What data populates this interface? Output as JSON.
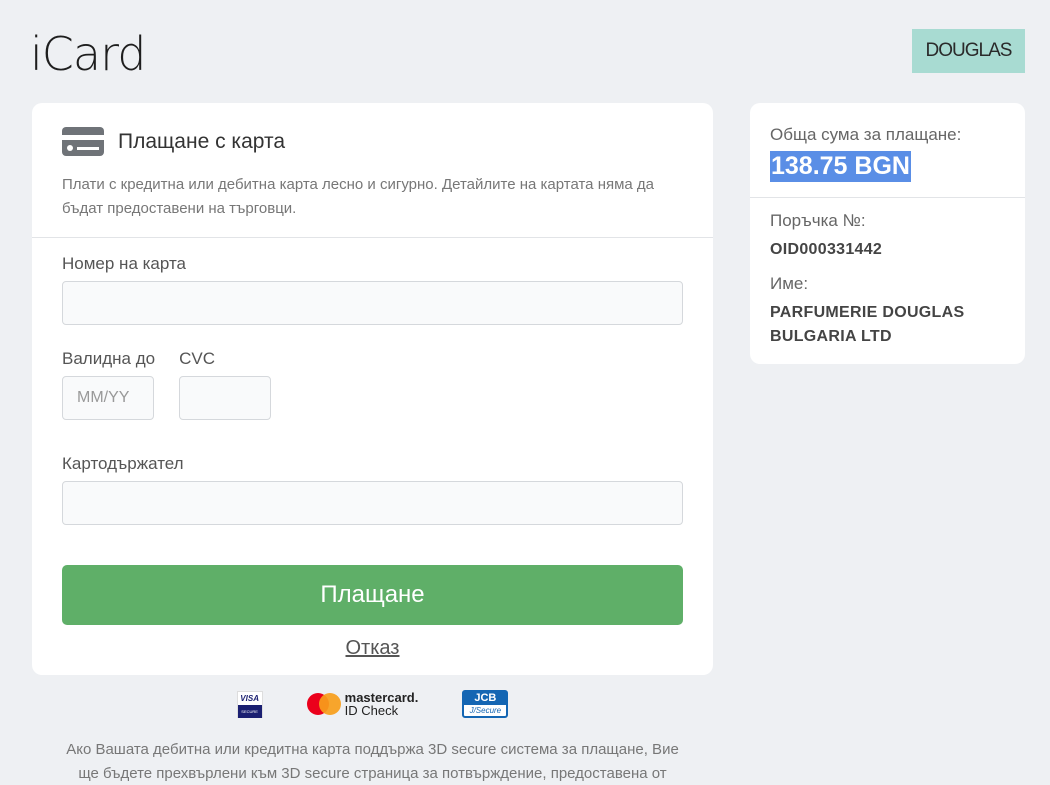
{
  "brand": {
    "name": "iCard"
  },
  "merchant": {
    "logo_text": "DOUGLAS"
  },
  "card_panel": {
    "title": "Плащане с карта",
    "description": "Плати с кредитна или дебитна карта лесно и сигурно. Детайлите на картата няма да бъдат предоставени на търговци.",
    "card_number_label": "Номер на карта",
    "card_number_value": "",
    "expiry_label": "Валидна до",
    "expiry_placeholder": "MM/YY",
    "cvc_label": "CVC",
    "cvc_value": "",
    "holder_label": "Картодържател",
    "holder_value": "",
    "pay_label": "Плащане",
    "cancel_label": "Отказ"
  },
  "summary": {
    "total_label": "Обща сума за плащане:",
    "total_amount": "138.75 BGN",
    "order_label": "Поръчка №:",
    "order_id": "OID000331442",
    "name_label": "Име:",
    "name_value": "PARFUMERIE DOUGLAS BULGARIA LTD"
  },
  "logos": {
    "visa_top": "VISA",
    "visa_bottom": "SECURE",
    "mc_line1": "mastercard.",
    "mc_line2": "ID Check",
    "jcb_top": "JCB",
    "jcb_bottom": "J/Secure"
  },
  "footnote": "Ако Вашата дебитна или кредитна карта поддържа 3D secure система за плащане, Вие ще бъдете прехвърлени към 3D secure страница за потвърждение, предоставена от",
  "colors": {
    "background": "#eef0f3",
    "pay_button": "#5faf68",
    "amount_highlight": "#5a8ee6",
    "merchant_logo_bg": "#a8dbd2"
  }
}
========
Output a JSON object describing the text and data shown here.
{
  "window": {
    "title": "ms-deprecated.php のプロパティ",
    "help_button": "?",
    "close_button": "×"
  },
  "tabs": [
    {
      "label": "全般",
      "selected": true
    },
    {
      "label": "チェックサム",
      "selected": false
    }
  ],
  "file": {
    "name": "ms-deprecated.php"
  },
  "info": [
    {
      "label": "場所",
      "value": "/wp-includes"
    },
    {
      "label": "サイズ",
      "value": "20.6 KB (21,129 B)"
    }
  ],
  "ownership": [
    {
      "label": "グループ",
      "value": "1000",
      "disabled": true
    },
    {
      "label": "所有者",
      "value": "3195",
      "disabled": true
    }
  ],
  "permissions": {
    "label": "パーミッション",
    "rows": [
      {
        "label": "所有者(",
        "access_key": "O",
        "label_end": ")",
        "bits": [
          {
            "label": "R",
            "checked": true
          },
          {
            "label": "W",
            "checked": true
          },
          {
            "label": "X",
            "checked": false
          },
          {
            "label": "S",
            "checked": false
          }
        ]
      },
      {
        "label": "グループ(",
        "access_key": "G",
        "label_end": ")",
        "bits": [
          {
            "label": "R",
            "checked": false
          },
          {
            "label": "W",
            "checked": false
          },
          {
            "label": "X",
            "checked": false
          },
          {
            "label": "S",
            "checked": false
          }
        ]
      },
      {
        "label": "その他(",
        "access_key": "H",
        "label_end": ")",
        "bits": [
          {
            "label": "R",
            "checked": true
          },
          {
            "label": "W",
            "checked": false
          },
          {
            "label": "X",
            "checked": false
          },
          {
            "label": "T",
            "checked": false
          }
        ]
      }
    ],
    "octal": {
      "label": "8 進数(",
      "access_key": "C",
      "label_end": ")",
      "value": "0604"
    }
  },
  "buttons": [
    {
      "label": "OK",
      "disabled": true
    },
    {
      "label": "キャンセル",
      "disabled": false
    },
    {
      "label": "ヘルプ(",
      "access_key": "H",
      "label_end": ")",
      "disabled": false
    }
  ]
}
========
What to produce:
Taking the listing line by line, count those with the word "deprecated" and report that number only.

Result:
2